BOSTON — On Beacon Hill, lawmakers will soon be considering new legislation that could expand the use of DNA technology in criminal investigations.
Forensic DNA technology has been a game-changer for criminal law enforcement.
And now that same technology is changing the rules again, through the use of familial DNA.
That’s the process of finding a DNA match to a suspect’s relative, and then using traditional police work to locate the suspect.
Familial DNA was most famously used recently to make an arrest in the Golden State Killer case.
“This is a tool for unresolved cases using science. It helps law enforcement,” Heather Bish, a member of the Massachusetts Missing Persons Task Force told me.
Heather is the sister of murder victim Molly Bish, and she is working on legislation to standardize the use of familial DNA in Massachusetts.
“It really is just a standard procedure that’s already being used in Massachusetts, but it allows victim’s families have some hope that there is another tool that could find the person that is responsible,” Bish said.
But more than that, the bill standardizes, for all Massachusetts District Attorneys, the way familial DNA is used, once it’s gathered.
Bish says she is concerned, without a set procedure, cases could be lost in court.
In 21 years, there’s never been an arrest in Molly Bish’s case.
“Could you imagine, in my case, if someone had given DNA to exonerate themselves in Molly’s case and the DA was using it to compare with other crimes in other counties?
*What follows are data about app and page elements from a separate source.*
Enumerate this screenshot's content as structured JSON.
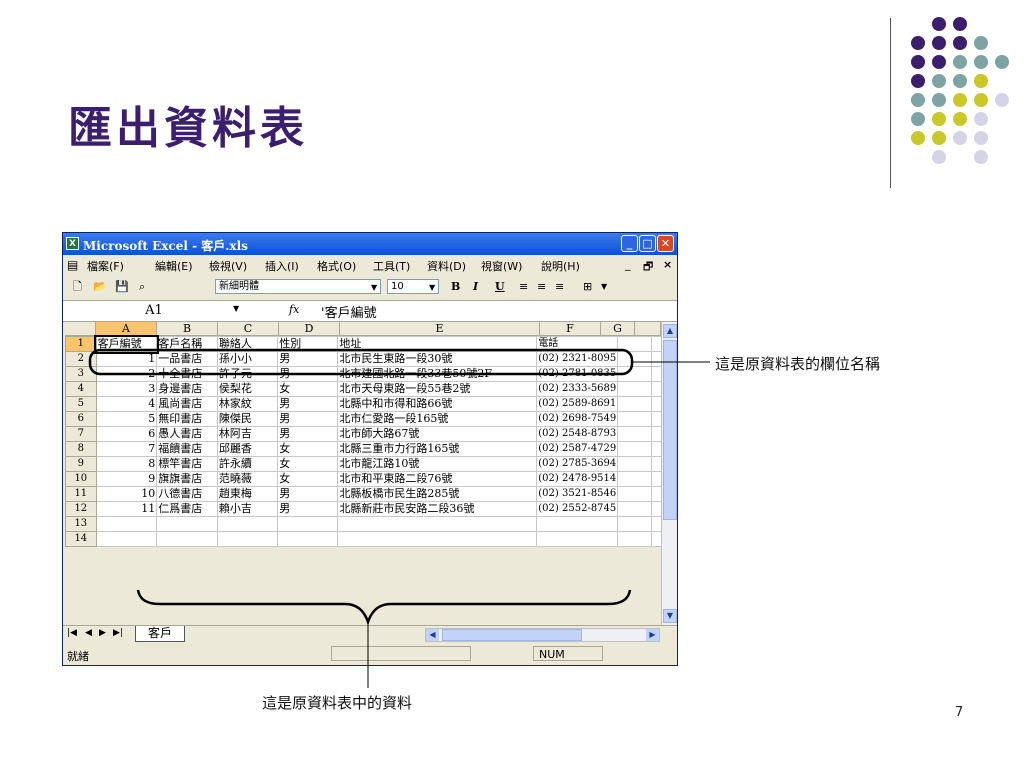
{
  "slide": {
    "title": "匯出資料表",
    "page_number": "7",
    "dot_colors": {
      "purple": "#3b1e6e",
      "teal": "#7ea3a3",
      "yellow": "#c9c72a",
      "lavender": "#d5d3e6"
    }
  },
  "window": {
    "title": "Microsoft Excel - 客戶.xls",
    "controls": {
      "minimize": "_",
      "maximize": "□",
      "close": "✕"
    },
    "doc_controls": {
      "minimize": "_",
      "restore": "🗗",
      "close": "×"
    }
  },
  "menu": [
    "檔案(F)",
    "編輯(E)",
    "檢視(V)",
    "插入(I)",
    "格式(O)",
    "工具(T)",
    "資料(D)",
    "視窗(W)",
    "說明(H)"
  ],
  "toolbar": {
    "font_name": "新細明體",
    "font_size": "10",
    "bold": "B",
    "italic": "I",
    "underline": "U"
  },
  "formula_bar": {
    "name_box": "A1",
    "fx": "fx",
    "value": "'客戶編號"
  },
  "sheet": {
    "columns": [
      "A",
      "B",
      "C",
      "D",
      "E",
      "F",
      "G"
    ],
    "rows": [
      {
        "n": "1",
        "cells": [
          "客戶編號",
          "客戶名稱",
          "聯絡人",
          "性別",
          "地址",
          "電話",
          ""
        ]
      },
      {
        "n": "2",
        "cells": [
          "1",
          "一品書店",
          "孫小小",
          "男",
          "北市民生東路一段30號",
          "(02) 2321-8095",
          ""
        ]
      },
      {
        "n": "3",
        "cells": [
          "2",
          "十全書店",
          "許子元",
          "男",
          "北市建國北路一段33巷50號2F",
          "(02) 2781-0835",
          ""
        ]
      },
      {
        "n": "4",
        "cells": [
          "3",
          "身邊書店",
          "侯梨花",
          "女",
          "北市天母東路一段55巷2號",
          "(02) 2333-5689",
          ""
        ]
      },
      {
        "n": "5",
        "cells": [
          "4",
          "風尚書店",
          "林家紋",
          "男",
          "北縣中和市得和路66號",
          "(02) 2589-8691",
          ""
        ]
      },
      {
        "n": "6",
        "cells": [
          "5",
          "無印書店",
          "陳傑民",
          "男",
          "北市仁愛路一段165號",
          "(02) 2698-7549",
          ""
        ]
      },
      {
        "n": "7",
        "cells": [
          "6",
          "愚人書店",
          "林阿吉",
          "男",
          "北市師大路67號",
          "(02) 2548-8793",
          ""
        ]
      },
      {
        "n": "8",
        "cells": [
          "7",
          "福饋書店",
          "邱麗香",
          "女",
          "北縣三重市力行路165號",
          "(02) 2587-4729",
          ""
        ]
      },
      {
        "n": "9",
        "cells": [
          "8",
          "標竿書店",
          "許永續",
          "女",
          "北市龍江路10號",
          "(02) 2785-3694",
          ""
        ]
      },
      {
        "n": "10",
        "cells": [
          "9",
          "旗旗書店",
          "范曉薇",
          "女",
          "北市和平東路二段76號",
          "(02) 2478-9514",
          ""
        ]
      },
      {
        "n": "11",
        "cells": [
          "10",
          "八德書店",
          "趙東梅",
          "男",
          "北縣板橋市民生路285號",
          "(02) 3521-8546",
          ""
        ]
      },
      {
        "n": "12",
        "cells": [
          "11",
          "仁爲書店",
          "賴小吉",
          "男",
          "北縣新莊市民安路二段36號",
          "(02) 2552-8745",
          ""
        ]
      },
      {
        "n": "13",
        "cells": [
          "",
          "",
          "",
          "",
          "",
          "",
          ""
        ]
      },
      {
        "n": "14",
        "cells": [
          "",
          "",
          "",
          "",
          "",
          "",
          ""
        ]
      }
    ],
    "tab_name": "客戶",
    "status": "就緒",
    "num_indicator": "NUM"
  },
  "annotations": {
    "header_note": "這是原資料表的欄位名稱",
    "data_note": "這是原資料表中的資料"
  }
}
That is a privacy issue,” Bish said.
“We certainly we want to catch the bad guys, but we want to do it in a way that is a process, a standard, protocol-driven so it’s not getting all this wiggle room for a disastrous outcome, like a trial being messed up from it,” Bish added.
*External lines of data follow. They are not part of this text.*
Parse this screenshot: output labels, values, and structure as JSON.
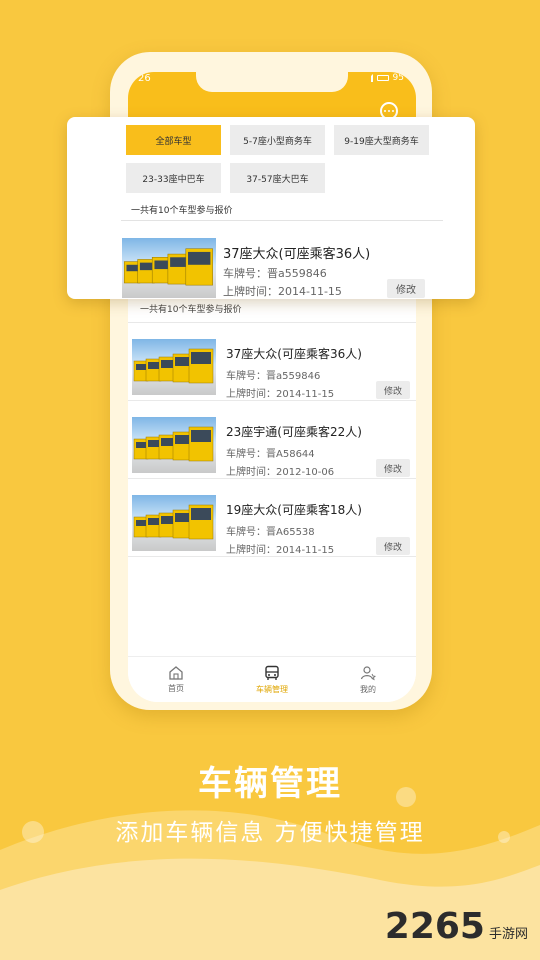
{
  "status": {
    "time": "26",
    "battery": "95"
  },
  "colors": {
    "accent": "#F9BE1B",
    "background": "#F9C83F",
    "text_primary": "#222222",
    "text_secondary": "#666666"
  },
  "filter_chips": [
    {
      "label": "全部车型",
      "active": true
    },
    {
      "label": "5-7座小型商务车",
      "active": false
    },
    {
      "label": "9-19座大型商务车",
      "active": false
    },
    {
      "label": "23-33座中巴车",
      "active": false
    },
    {
      "label": "37-57座大巴车",
      "active": false
    }
  ],
  "summary": "一共有10个车型参与报价",
  "popup_vehicle": {
    "name": "37座大众(可座乘客36人)",
    "plate": "车牌号：晋a559846",
    "date": "上牌时间：2014-11-15",
    "edit": "修改"
  },
  "vehicles": [
    {
      "name": "37座大众(可座乘客36人)",
      "plate": "车牌号：晋a559846",
      "date": "上牌时间：2014-11-15",
      "edit": "修改"
    },
    {
      "name": "23座宇通(可座乘客22人)",
      "plate": "车牌号：晋A58644",
      "date": "上牌时间：2012-10-06",
      "edit": "修改"
    },
    {
      "name": "19座大众(可座乘客18人)",
      "plate": "车牌号：晋A65538",
      "date": "上牌时间：2014-11-15",
      "edit": "修改"
    }
  ],
  "tabs": [
    {
      "label": "首页",
      "icon": "home-icon",
      "active": false
    },
    {
      "label": "车辆管理",
      "icon": "bus-icon",
      "active": true
    },
    {
      "label": "我的",
      "icon": "user-icon",
      "active": false
    }
  ],
  "promo": {
    "headline": "车辆管理",
    "subline": "添加车辆信息 方便快捷管理"
  },
  "watermark": {
    "number": "2265",
    "text": "手游网"
  }
}
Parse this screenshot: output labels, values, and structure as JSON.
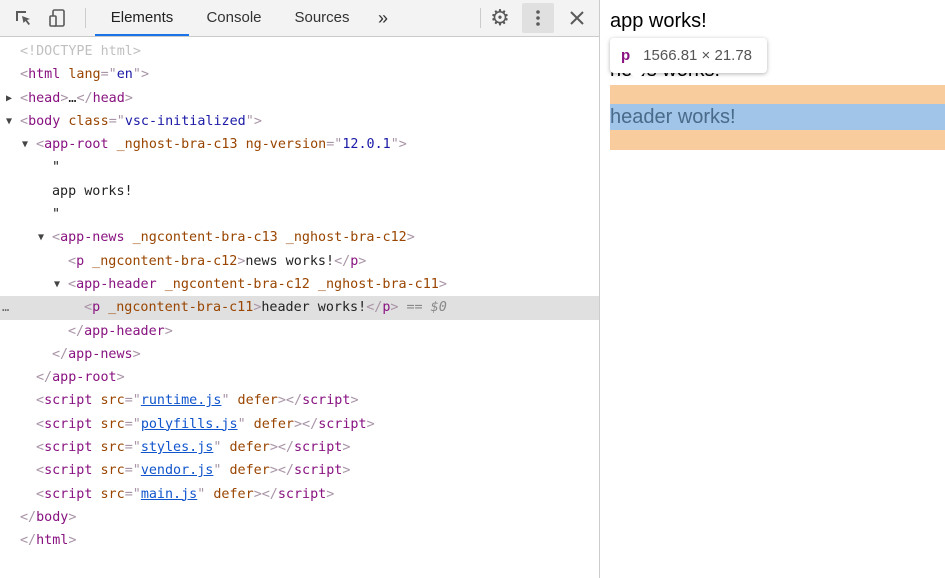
{
  "toolbar": {
    "tabs": [
      {
        "label": "Elements",
        "active": true
      },
      {
        "label": "Console"
      },
      {
        "label": "Sources"
      }
    ],
    "more": "»",
    "icons": [
      "inspect-icon",
      "device-toolbar-icon",
      "settings-icon",
      "more-vertical-icon",
      "close-icon"
    ],
    "accent": "#1a73e8"
  },
  "tree": [
    {
      "lvl": 0,
      "tok": [
        [
          "<!DOCTYPE html>",
          "dc"
        ]
      ]
    },
    {
      "lvl": 0,
      "tok": [
        [
          "<",
          "br"
        ],
        [
          "html",
          "tg"
        ],
        [
          " lang",
          "an"
        ],
        [
          "=\"",
          "br"
        ],
        [
          "en",
          "av"
        ],
        [
          "\"",
          "br"
        ],
        [
          ">",
          "br"
        ]
      ]
    },
    {
      "lvl": 1,
      "arrow": "▶",
      "tok": [
        [
          "<",
          "br"
        ],
        [
          "head",
          "tg"
        ],
        [
          ">",
          "br"
        ],
        [
          "…",
          "tx"
        ],
        [
          "</",
          "br"
        ],
        [
          "head",
          "tg"
        ],
        [
          ">",
          "br"
        ]
      ]
    },
    {
      "lvl": 1,
      "arrow": "▼",
      "tok": [
        [
          "<",
          "br"
        ],
        [
          "body",
          "tg"
        ],
        [
          " class",
          "an"
        ],
        [
          "=\"",
          "br"
        ],
        [
          "vsc-initialized",
          "av"
        ],
        [
          "\"",
          "br"
        ],
        [
          ">",
          "br"
        ]
      ]
    },
    {
      "lvl": 2,
      "arrow": "▼",
      "tok": [
        [
          "<",
          "br"
        ],
        [
          "app-root",
          "tg"
        ],
        [
          " _nghost-bra-c13 ng-version",
          "an"
        ],
        [
          "=\"",
          "br"
        ],
        [
          "12.0.1",
          "av"
        ],
        [
          "\"",
          "br"
        ],
        [
          ">",
          "br"
        ]
      ]
    },
    {
      "lvl": 3,
      "tok": [
        [
          "\"",
          "tx"
        ]
      ]
    },
    {
      "lvl": 3,
      "tok": [
        [
          "app works!",
          "tx"
        ]
      ]
    },
    {
      "lvl": 3,
      "tok": [
        [
          "\"",
          "tx"
        ]
      ]
    },
    {
      "lvl": 3,
      "arrow": "▼",
      "tok": [
        [
          "<",
          "br"
        ],
        [
          "app-news",
          "tg"
        ],
        [
          " _ngcontent-bra-c13 _nghost-bra-c12",
          "an"
        ],
        [
          ">",
          "br"
        ]
      ]
    },
    {
      "lvl": 4,
      "tok": [
        [
          "<",
          "br"
        ],
        [
          "p",
          "tg"
        ],
        [
          " _ngcontent-bra-c12",
          "an"
        ],
        [
          ">",
          "br"
        ],
        [
          "news works!",
          "tx"
        ],
        [
          "</",
          "br"
        ],
        [
          "p",
          "tg"
        ],
        [
          ">",
          "br"
        ]
      ]
    },
    {
      "lvl": 4,
      "arrow": "▼",
      "tok": [
        [
          "<",
          "br"
        ],
        [
          "app-header",
          "tg"
        ],
        [
          " _ngcontent-bra-c12 _nghost-bra-c11",
          "an"
        ],
        [
          ">",
          "br"
        ]
      ]
    },
    {
      "lvl": 5,
      "sel": true,
      "tok": [
        [
          "<",
          "br"
        ],
        [
          "p",
          "tg"
        ],
        [
          " _ngcontent-bra-c11",
          "an"
        ],
        [
          ">",
          "br"
        ],
        [
          "header works!",
          "tx"
        ],
        [
          "</",
          "br"
        ],
        [
          "p",
          "tg"
        ],
        [
          ">",
          "br"
        ],
        [
          " == $0",
          "eq"
        ]
      ]
    },
    {
      "lvl": 4,
      "tok": [
        [
          "</",
          "br"
        ],
        [
          "app-header",
          "tg"
        ],
        [
          ">",
          "br"
        ]
      ]
    },
    {
      "lvl": 3,
      "tok": [
        [
          "</",
          "br"
        ],
        [
          "app-news",
          "tg"
        ],
        [
          ">",
          "br"
        ]
      ]
    },
    {
      "lvl": 2,
      "tok": [
        [
          "</",
          "br"
        ],
        [
          "app-root",
          "tg"
        ],
        [
          ">",
          "br"
        ]
      ]
    },
    {
      "lvl": 2,
      "tok": [
        [
          "<",
          "br"
        ],
        [
          "script",
          "tg"
        ],
        [
          " src",
          "an"
        ],
        [
          "=\"",
          "br"
        ],
        [
          "runtime.js",
          "lk"
        ],
        [
          "\"",
          "br"
        ],
        [
          " defer",
          "an"
        ],
        [
          "></",
          "br"
        ],
        [
          "script",
          "tg"
        ],
        [
          ">",
          "br"
        ]
      ]
    },
    {
      "lvl": 2,
      "tok": [
        [
          "<",
          "br"
        ],
        [
          "script",
          "tg"
        ],
        [
          " src",
          "an"
        ],
        [
          "=\"",
          "br"
        ],
        [
          "polyfills.js",
          "lk"
        ],
        [
          "\"",
          "br"
        ],
        [
          " defer",
          "an"
        ],
        [
          "></",
          "br"
        ],
        [
          "script",
          "tg"
        ],
        [
          ">",
          "br"
        ]
      ]
    },
    {
      "lvl": 2,
      "tok": [
        [
          "<",
          "br"
        ],
        [
          "script",
          "tg"
        ],
        [
          " src",
          "an"
        ],
        [
          "=\"",
          "br"
        ],
        [
          "styles.js",
          "lk"
        ],
        [
          "\"",
          "br"
        ],
        [
          " defer",
          "an"
        ],
        [
          "></",
          "br"
        ],
        [
          "script",
          "tg"
        ],
        [
          ">",
          "br"
        ]
      ]
    },
    {
      "lvl": 2,
      "tok": [
        [
          "<",
          "br"
        ],
        [
          "script",
          "tg"
        ],
        [
          " src",
          "an"
        ],
        [
          "=\"",
          "br"
        ],
        [
          "vendor.js",
          "lk"
        ],
        [
          "\"",
          "br"
        ],
        [
          " defer",
          "an"
        ],
        [
          "></",
          "br"
        ],
        [
          "script",
          "tg"
        ],
        [
          ">",
          "br"
        ]
      ]
    },
    {
      "lvl": 2,
      "tok": [
        [
          "<",
          "br"
        ],
        [
          "script",
          "tg"
        ],
        [
          " src",
          "an"
        ],
        [
          "=\"",
          "br"
        ],
        [
          "main.js",
          "lk"
        ],
        [
          "\"",
          "br"
        ],
        [
          " defer",
          "an"
        ],
        [
          "></",
          "br"
        ],
        [
          "script",
          "tg"
        ],
        [
          ">",
          "br"
        ]
      ]
    },
    {
      "lvl": 1,
      "tok": [
        [
          "</",
          "br"
        ],
        [
          "body",
          "tg"
        ],
        [
          ">",
          "br"
        ]
      ]
    },
    {
      "lvl": 0,
      "tok": [
        [
          "</",
          "br"
        ],
        [
          "html",
          "tg"
        ],
        [
          ">",
          "br"
        ]
      ]
    }
  ],
  "selected_dots": "…",
  "page": {
    "app": "app works!",
    "news": "news works!",
    "header": "header works!"
  },
  "tooltip": {
    "tag": "p",
    "size": "1566.81 × 21.78"
  },
  "colors": {
    "margin": "#f9cc9d",
    "content": "#a0c5e8"
  }
}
If the bill becomes law, it is hoped the guidelines will ensure that familial DNA will be available to investigators across the state.
Cox Media Group